[Opening Working data section]

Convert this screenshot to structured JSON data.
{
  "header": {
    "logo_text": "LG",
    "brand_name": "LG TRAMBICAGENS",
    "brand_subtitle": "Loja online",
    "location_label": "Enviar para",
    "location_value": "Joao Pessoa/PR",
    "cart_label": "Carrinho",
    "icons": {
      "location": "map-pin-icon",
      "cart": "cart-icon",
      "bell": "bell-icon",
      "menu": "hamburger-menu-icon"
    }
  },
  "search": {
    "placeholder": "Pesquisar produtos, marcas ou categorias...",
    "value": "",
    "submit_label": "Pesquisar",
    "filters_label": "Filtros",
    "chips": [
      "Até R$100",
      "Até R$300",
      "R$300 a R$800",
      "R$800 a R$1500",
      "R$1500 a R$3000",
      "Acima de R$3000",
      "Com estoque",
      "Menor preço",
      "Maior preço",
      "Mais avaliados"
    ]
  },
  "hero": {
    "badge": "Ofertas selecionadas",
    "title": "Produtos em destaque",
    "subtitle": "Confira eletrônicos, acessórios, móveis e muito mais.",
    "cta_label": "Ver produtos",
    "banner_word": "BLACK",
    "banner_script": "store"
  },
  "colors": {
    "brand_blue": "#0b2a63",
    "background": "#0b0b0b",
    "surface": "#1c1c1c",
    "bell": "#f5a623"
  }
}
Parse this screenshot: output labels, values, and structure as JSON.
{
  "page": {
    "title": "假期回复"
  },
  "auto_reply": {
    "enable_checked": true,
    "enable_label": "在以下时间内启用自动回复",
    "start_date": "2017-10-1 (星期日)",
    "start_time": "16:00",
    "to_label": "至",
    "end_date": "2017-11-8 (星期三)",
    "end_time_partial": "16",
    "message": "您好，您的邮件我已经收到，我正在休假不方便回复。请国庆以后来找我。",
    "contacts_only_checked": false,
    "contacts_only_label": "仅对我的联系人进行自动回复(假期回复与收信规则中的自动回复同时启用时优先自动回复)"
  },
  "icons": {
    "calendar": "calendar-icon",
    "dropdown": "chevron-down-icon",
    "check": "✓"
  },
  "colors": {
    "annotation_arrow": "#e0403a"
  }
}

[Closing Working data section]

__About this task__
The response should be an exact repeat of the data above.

__Answer__
Convert this screenshot to structured JSON data.
{
  "header": {
    "logo_text": "LG",
    "brand_name": "LG TRAMBICAGENS",
    "brand_subtitle": "Loja online",
    "location_label": "Enviar para",
    "location_value": "Joao Pessoa/PR",
    "cart_label": "Carrinho",
    "icons": {
      "location": "map-pin-icon",
      "cart": "cart-icon",
      "bell": "bell-icon",
      "menu": "hamburger-menu-icon"
    }
  },
  "search": {
    "placeholder": "Pesquisar produtos, marcas ou categorias...",
    "value": "",
    "submit_label": "Pesquisar",
    "filters_label": "Filtros",
    "chips": [
      "Até R$100",
      "Até R$300",
      "R$300 a R$800",
      "R$800 a R$1500",
      "R$1500 a R$3000",
      "Acima de R$3000",
      "Com estoque",
      "Menor preço",
      "Maior preço",
      "Mais avaliados"
    ]
  },
  "hero": {
    "badge": "Ofertas selecionadas",
    "title": "Produtos em destaque",
    "subtitle": "Confira eletrônicos, acessórios, móveis e muito mais.",
    "cta_label": "Ver produtos",
    "banner_word": "BLACK",
    "banner_script": "store"
  },
  "colors": {
    "brand_blue": "#0b2a63",
    "background": "#0b0b0b",
    "surface": "#1c1c1c",
    "bell": "#f5a623"
  }
}
Parse this screenshot: output labels, values, and structure as JSON.
{
  "page": {
    "title": "假期回复"
  },
  "auto_reply": {
    "enable_checked": true,
    "enable_label": "在以下时间内启用自动回复",
    "start_date": "2017-10-1 (星期日)",
    "start_time": "16:00",
    "to_label": "至",
    "end_date": "2017-11-8 (星期三)",
    "end_time_partial": "16",
    "message": "您好，您的邮件我已经收到，我正在休假不方便回复。请国庆以后来找我。",
    "contacts_only_checked": false,
    "contacts_only_label": "仅对我的联系人进行自动回复(假期回复与收信规则中的自动回复同时启用时优先自动回复)"
  },
  "icons": {
    "calendar": "calendar-icon",
    "dropdown": "chevron-down-icon",
    "check": "✓"
  },
  "colors": {
    "annotation_arrow": "#e0403a"
  }
}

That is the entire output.